Sequencing Study Shows Existing Drugs Could Treat Some Osteosarcoma Patients

June 23, 2017
Sequencing Study Shows Existing Drugs Could Treat Some Osteosarcoma Patients
The largest sequencing study of osteosarcoma to date has found that 10% of patients with genetic mutation may benefit from IGF1R inhibitors. [vitanovski/Fotolia]

The largest genetic sequencing study of osteosarcoma to date has revealed that some patients with osteosarcoma could be helped by existing treatments.

A team of researchers from the Wellcome Trust Sanger Institute, University College London Cancer Institute, and the Royal National Orthopedic Hospital NHS Trust, has found that 10% of patients with a genetic mutation—specifically, particular growth-factor-signaling genes—may benefit from IGF1R inhibitors.

The results suggest a re-trial of IGF1R inhibitors for the subset of patients with osteosarcoma who are likely to respond based on their genetic profile, the researchers reported in Nature Communications (“Recurrent mutation of IGF signalling genes and distinct patterns of genomic rearrangement in osteosarcoma”).

“We reveal a clear biological target for osteosarcoma that can be reached with existing drugs,” Sam Behjati, Ph.D., first author from the Wellcome Trust Sanger Institute and University of Cambridge.

In the study, investigators analyzed the genome of 112 childhood and adult tumors—double the number of tumors studied previously.
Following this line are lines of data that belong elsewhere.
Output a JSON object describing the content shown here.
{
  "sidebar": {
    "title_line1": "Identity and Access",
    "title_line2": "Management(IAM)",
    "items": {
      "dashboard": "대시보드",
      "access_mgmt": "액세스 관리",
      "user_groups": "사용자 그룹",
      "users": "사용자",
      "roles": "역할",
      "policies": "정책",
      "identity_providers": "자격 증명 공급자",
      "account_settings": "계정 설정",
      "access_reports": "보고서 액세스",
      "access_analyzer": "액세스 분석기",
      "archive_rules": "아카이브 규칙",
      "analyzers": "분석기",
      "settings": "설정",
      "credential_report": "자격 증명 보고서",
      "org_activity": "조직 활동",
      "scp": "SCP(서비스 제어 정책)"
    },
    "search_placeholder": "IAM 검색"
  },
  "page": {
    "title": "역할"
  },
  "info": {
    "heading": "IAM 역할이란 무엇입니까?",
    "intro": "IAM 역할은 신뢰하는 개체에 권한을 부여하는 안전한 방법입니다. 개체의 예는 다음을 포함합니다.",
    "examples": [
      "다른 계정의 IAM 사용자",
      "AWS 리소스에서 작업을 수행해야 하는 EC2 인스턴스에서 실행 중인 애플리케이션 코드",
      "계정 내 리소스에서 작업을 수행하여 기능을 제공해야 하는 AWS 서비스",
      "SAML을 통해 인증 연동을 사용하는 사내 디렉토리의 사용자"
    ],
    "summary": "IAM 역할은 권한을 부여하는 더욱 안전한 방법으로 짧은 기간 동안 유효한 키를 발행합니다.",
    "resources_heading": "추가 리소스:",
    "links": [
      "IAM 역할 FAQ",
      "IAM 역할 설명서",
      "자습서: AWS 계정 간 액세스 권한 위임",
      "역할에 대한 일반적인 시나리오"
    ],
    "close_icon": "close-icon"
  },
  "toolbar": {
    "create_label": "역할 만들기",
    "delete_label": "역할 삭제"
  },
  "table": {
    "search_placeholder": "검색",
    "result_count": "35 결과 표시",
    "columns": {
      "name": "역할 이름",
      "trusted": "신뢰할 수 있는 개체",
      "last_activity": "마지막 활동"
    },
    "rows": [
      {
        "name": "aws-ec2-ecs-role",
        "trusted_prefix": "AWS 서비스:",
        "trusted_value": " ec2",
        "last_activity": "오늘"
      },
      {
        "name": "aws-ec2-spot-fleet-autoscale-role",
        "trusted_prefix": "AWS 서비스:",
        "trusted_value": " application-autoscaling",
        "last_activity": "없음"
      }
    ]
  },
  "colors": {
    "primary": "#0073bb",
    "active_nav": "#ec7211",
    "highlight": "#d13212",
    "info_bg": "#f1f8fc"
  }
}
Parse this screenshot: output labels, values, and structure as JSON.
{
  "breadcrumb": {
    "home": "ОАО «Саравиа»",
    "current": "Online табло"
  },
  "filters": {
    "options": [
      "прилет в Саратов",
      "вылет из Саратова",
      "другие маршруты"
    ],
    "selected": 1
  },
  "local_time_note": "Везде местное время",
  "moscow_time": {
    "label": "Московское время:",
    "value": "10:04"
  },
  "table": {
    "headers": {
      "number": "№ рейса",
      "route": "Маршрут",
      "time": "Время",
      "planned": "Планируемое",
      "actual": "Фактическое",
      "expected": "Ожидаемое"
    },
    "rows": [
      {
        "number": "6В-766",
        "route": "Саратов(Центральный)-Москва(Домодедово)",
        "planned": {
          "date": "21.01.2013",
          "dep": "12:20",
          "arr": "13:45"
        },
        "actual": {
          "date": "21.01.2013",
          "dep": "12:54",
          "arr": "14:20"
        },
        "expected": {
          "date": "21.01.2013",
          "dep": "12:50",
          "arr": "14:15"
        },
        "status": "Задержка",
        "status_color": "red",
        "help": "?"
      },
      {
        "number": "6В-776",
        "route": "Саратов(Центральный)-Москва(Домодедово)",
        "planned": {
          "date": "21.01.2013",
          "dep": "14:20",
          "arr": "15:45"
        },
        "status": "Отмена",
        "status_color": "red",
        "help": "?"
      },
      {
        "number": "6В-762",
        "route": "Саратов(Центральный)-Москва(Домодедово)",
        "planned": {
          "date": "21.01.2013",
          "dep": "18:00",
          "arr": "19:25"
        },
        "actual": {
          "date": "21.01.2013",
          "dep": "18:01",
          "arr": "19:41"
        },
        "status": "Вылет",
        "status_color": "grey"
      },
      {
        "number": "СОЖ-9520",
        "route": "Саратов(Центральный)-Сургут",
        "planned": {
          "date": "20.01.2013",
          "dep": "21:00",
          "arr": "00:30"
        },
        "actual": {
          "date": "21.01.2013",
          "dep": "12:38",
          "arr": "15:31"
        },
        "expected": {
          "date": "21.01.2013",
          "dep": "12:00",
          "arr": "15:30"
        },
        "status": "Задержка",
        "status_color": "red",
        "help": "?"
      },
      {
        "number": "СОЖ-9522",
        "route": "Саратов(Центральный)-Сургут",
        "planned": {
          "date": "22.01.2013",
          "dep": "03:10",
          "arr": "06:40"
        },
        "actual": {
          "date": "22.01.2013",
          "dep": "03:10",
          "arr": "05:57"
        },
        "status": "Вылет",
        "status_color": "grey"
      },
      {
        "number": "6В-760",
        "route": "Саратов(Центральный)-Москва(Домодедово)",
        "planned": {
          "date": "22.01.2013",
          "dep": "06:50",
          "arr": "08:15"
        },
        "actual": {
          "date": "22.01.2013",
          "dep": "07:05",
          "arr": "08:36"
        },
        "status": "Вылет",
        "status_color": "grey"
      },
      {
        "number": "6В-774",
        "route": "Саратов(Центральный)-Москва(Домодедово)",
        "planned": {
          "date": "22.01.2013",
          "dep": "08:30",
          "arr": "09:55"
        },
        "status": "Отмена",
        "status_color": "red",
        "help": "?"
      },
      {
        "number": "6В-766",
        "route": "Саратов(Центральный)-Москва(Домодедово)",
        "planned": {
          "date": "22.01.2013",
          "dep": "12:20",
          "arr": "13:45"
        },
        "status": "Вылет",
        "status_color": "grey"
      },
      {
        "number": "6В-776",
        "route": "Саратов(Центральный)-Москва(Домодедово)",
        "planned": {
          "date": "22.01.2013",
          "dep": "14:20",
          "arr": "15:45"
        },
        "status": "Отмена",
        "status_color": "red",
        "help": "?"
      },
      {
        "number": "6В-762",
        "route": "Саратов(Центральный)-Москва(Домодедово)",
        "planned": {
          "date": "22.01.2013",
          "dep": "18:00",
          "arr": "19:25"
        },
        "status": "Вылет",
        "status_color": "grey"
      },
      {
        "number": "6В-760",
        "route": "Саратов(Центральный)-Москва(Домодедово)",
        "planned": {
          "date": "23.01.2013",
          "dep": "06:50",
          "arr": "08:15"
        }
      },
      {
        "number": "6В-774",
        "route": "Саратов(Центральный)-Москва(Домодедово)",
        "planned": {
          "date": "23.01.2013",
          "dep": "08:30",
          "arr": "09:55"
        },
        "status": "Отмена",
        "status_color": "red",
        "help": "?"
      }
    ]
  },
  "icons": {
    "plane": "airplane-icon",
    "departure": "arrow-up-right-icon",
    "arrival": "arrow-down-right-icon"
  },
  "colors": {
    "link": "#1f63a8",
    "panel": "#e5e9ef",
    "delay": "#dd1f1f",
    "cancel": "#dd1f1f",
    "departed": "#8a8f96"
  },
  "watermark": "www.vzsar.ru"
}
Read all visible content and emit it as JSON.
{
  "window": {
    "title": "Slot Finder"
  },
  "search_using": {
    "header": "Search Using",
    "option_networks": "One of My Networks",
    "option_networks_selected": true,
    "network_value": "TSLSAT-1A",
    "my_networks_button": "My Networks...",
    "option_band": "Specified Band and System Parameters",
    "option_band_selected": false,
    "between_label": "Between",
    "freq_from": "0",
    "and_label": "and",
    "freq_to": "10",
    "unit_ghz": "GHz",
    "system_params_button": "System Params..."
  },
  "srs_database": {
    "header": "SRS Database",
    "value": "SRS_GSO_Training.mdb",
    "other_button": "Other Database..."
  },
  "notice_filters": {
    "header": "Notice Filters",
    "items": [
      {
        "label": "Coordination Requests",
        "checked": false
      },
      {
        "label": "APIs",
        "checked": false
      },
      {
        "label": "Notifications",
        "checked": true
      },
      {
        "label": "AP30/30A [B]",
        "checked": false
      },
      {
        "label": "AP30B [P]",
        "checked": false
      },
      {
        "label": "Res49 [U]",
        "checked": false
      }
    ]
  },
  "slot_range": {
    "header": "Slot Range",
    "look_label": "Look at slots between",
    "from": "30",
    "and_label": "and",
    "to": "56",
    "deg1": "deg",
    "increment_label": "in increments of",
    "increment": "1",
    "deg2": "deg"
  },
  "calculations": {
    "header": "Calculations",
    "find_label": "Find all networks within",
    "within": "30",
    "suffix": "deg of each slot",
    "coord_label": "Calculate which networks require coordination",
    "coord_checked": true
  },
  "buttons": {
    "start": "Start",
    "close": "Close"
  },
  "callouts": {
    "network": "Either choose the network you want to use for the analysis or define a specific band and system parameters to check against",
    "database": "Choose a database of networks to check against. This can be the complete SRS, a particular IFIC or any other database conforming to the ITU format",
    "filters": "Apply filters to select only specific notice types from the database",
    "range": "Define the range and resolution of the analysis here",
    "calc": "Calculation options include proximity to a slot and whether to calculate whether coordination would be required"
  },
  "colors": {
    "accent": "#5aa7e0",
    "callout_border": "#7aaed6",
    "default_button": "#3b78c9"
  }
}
Scientists looked for mutations in the tumors to understand the mechanism of osteosarcoma development. The genetic information revealed a specific process for rearranging the chromosomes that results in several cancer-driving mutations at once.

In 10% of cases, the team discovered cancer-causing mutations in insulin-like growth factor (IGF) signaling genes. IGF signaling plays a major role in bone growth and development during puberty. Researchers believe that IGF signaling is also implicated in the uncontrolled bone growth that is characteristic of osteosarcoma.

Structural variants were identified as a major source of driver mutation.

“We discovered a new process—chromothripsis amplification—in which the chromosome is shattered, multiplied, and rejigged to generate multiple cancer-driving mutations at the same time. We believe this is why we see very similar osteosarcoma tumors in children and adults, which are not the result of aging,” said Adrienne Flanagan, Ph.D., senior author from the Royal National Orthopedic Hospital NHS Trust and University College London Cancer Institute.

IGF signaling genes are the target of IGF1R inhibitors. Past clinical trials of IGF1R inhibitors as a treatment for osteosarcoma yielded mixed results, although occasionally patients responded to therapy. IGF1R inhibitors have not been further tested in osteosarcoma, as it had been unclear which patients would benefit from the treatment.

The current treatment for osteosarcoma is chemotherapy followed by surgery, where the bone tumors are removed. There has not been a new treatment for osteosarcoma in almost 40 years.

Worse, no new osteosarcoma treatments appear on the horizon, notes Peter Campbell, M.D., Ph.D., lead author from the Wellcome Trust Sanger Institute.

“Genomic sequencing has provided the evidence needed to revisit clinical trials of IGF1R inhibitors for the subset of patients that responded in the past,” Dr. Campbell said. “The mutations of patients' tumors may enable clinicians to predict who will, and will not, respond to these drugs, resulting in more efficient clinical trials.”